Material for this task START
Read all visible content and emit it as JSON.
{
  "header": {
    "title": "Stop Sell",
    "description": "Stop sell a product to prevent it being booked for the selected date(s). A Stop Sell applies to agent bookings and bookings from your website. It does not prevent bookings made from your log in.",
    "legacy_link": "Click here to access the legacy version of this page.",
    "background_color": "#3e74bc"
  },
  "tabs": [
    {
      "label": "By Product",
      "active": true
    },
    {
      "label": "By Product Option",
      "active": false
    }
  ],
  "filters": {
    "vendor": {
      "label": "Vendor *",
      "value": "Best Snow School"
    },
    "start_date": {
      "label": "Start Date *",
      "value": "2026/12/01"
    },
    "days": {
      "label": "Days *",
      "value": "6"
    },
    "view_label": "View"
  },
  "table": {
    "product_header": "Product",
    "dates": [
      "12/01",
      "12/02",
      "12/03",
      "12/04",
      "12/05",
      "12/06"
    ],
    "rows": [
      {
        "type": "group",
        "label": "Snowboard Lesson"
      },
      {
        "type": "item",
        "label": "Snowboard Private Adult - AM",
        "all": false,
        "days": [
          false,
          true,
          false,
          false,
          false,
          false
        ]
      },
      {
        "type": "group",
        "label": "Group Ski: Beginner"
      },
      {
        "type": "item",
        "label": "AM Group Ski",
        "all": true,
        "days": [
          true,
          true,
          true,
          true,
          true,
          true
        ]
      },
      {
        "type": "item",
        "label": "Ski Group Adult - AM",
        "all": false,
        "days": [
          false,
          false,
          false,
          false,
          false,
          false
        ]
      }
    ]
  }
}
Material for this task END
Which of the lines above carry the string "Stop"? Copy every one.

    "title": "Stop Sell",
    "description": "Stop sell a product to prevent it being booked for the selected date(s). A Stop Sell applies to agent bookings and bookings from your website. It does not prevent bookings made from your log in.",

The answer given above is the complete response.